Prof. Steven Salaita, a former professor at Virginia Tech, filed a lawsuit against UI after it revoked a job offer extended to Salaita based on inflammatory content found on his Twitter account.
Salaita posted a smattering of anti-Israel tweets to his account during the summer of 2014 on the brink of an upcoming promotion to a tenured faculty position in the American Indian Studies department at UI.
"Let's cut to the chase: If you're defending #Israel right now you're an awful human being," Salaita tweeted in July of 2014.
A few days later, Salaita condemned Israeli Prime Minister Benjamin Netanyahu and likened his administration to the KKK.
"Ever wonder what it would look like if the KKK had F-16s and access to a surplus population of entrapped minorities? See #Israel and #Gaza," Salaita wrote.
"At this point, if Netanyahu appeared on TV with a necklace made from the teeth of Palestinian children, would anybody be surprised?" he added.
A month later, UI withdrew its offer of employment after attention was drawn to Salaita's controversial tweets.
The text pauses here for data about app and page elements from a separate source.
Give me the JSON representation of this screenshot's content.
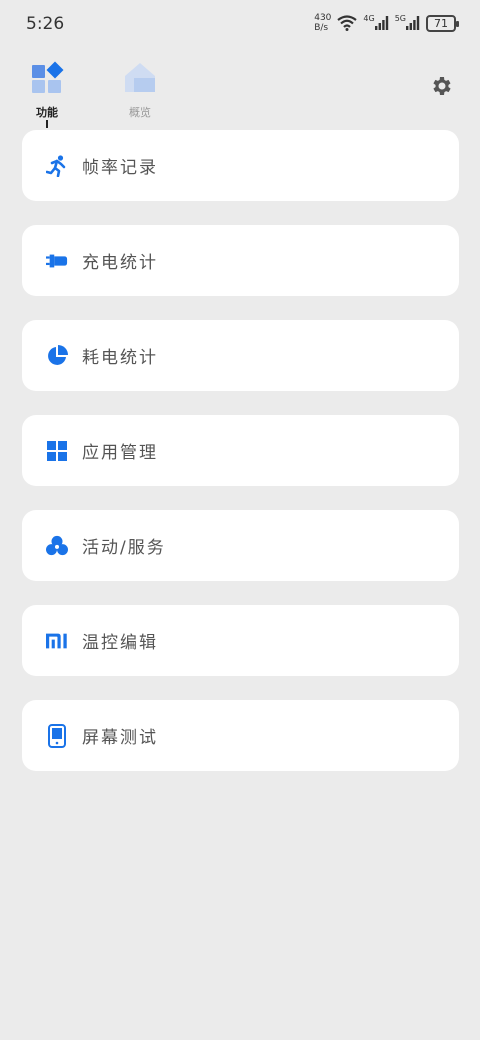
{
  "status": {
    "time": "5:26",
    "net_speed_value": "430",
    "net_speed_unit": "B/s",
    "signal1_label": "4G",
    "signal2_label": "5G",
    "battery": "71"
  },
  "tabs": [
    {
      "label": "功能",
      "icon": "functions-icon",
      "active": true
    },
    {
      "label": "概览",
      "icon": "overview-home-icon",
      "active": false
    }
  ],
  "menu": [
    {
      "label": "帧率记录",
      "icon": "running-icon"
    },
    {
      "label": "充电统计",
      "icon": "charger-plug-icon"
    },
    {
      "label": "耗电统计",
      "icon": "pie-chart-icon"
    },
    {
      "label": "应用管理",
      "icon": "apps-grid-icon"
    },
    {
      "label": "活动/服务",
      "icon": "circles-icon"
    },
    {
      "label": "温控编辑",
      "icon": "mi-logo-icon"
    },
    {
      "label": "屏幕测试",
      "icon": "phone-screen-icon"
    }
  ],
  "colors": {
    "accent": "#1a73e8",
    "background": "#ebebeb",
    "card": "#ffffff"
  }
}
In November of 2014 , the Center for Constitutional Rights (CCR) filed a Freedom of Information Act (FOIA) lawsuit against the University of Illinois on behalf of Salaita after former UI Chancellor Phyllis Wise confirmed the decision was made because of the "disrespectful" nature of Salaita's Twitter posts.
"What we cannot and will not tolerate at the University of Illinois are personal and disrespectful words or actions that demean and abuse either viewpoints themselves or those who express them," Wise wrote in a letter to all students, faculty, and staff after the university was pressured to reinstate Salaita.
In February of 2015, (CCR) amended its original complaint after it found reason to believe the university had withheld information after the initial (FOIA) request was made. In August, an ethics investigation revealed some documents had not been turned over in response to initial requests and some university officials, including Wise, used personal email accounts rather than university addresses in their communications about the case.
In response, the university released personal correspondences between administrators involved in Salaita's termination. However, Salaita's attorneys charged university officials with attempting to destroy evidence from the case after they discovered almost all of the information in the newly released documents had been blacked out.
In addition to First Amendment charges and (FOIA) violations, Salaita claimed his tenure was violated because he already had an employment contract with the university at the time of his termination. UI officials, on the other hand, said Salaita was not yet an employee because the Board of Trustees had yet to vote on his appointment, according to a copy of the settlement obtained by The News-Gazette.
The university's legal settlement with Salaita was finalized on Dec. 24 after all parties involved in the case signed it, UI officials told The Gazette. The settlement was approved by UI trustees in November in an effort to "avoid the time-consuming, costly, and burdensome nature of continued litigation and trial," the settlement states.
The settlement addresses all of Salaita's claims against the university, according to The Gazette, including alleged First Amendment violations and charges that the university destroyed case-evidence. Salaita will receive a $600,000 settlement plus another $275,000 to cover legal expenses. The $875,000 will be paid with interest from the university's self-insurance plan. UI's legal bill for the case totaled $1.42 million.
Salaita now teaches at the American University of Beirut.